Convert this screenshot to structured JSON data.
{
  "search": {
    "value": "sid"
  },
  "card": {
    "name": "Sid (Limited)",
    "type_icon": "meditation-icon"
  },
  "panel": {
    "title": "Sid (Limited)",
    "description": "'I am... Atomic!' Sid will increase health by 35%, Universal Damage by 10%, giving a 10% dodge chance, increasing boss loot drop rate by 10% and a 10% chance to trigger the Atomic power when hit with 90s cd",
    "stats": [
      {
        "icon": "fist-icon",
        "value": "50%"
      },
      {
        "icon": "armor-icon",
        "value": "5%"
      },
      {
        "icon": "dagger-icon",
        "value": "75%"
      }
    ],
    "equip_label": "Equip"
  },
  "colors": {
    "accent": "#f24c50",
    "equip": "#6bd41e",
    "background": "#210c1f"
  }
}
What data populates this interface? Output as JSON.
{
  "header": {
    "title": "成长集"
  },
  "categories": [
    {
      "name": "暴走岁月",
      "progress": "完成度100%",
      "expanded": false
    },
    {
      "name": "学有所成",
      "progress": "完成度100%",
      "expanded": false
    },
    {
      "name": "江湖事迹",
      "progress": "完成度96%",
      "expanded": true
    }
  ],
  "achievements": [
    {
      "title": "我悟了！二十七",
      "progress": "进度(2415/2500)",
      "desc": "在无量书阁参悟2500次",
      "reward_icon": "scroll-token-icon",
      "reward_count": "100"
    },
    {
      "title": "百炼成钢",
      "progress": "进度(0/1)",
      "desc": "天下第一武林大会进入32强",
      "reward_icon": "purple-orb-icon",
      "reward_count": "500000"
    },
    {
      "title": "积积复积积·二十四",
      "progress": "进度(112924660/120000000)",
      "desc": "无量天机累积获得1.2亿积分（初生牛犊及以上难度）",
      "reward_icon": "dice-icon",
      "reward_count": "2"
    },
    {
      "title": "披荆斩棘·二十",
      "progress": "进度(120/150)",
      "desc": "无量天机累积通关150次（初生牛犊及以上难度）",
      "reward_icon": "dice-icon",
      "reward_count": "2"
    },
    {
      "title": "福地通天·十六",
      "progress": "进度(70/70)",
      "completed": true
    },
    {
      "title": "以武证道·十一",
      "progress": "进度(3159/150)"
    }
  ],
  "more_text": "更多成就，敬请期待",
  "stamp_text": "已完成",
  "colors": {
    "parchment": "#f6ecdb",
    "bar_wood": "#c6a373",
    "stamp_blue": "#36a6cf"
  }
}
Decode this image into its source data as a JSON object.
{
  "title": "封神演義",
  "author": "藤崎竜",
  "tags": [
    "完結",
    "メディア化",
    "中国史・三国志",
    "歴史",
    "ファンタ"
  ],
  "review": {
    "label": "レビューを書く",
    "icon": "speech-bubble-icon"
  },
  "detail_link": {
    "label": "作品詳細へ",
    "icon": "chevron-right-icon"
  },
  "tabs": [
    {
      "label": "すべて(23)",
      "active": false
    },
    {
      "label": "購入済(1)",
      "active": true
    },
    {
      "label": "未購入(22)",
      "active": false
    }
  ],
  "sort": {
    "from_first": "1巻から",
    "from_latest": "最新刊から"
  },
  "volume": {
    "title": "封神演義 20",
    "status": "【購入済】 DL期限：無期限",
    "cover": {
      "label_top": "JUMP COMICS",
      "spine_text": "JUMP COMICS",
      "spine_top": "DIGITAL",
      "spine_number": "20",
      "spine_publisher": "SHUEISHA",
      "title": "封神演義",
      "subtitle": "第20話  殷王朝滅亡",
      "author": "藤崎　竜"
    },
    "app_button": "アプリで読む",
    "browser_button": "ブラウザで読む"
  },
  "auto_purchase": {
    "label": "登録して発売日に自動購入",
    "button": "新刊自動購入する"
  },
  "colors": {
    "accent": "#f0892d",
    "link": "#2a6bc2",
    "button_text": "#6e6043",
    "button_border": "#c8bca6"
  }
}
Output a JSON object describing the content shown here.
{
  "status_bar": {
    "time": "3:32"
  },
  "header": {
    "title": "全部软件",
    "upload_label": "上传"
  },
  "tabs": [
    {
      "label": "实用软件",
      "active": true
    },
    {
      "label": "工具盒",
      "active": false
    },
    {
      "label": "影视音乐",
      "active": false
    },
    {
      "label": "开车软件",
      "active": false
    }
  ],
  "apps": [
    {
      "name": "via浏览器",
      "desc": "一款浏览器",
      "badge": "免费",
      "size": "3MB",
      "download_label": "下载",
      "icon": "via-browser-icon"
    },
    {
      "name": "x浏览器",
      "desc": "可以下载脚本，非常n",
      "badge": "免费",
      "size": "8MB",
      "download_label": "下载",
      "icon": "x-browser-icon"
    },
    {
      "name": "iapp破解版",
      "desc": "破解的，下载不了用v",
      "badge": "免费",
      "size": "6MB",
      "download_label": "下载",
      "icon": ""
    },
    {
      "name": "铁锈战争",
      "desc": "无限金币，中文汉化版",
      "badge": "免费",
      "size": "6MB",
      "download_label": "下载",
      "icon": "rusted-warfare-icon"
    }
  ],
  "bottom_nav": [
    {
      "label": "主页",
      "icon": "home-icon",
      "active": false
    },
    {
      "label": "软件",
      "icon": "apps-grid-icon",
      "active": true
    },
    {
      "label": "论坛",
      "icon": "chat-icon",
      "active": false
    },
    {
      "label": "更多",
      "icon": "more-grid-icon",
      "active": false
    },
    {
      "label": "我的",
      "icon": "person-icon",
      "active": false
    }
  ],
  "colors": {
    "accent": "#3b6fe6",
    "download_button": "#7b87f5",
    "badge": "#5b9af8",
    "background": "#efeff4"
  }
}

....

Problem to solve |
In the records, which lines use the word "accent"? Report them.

Exercise output |
    "accent": "#f24c50",
    "accent": "#f0892d",
    "accent": "#3b6fe6",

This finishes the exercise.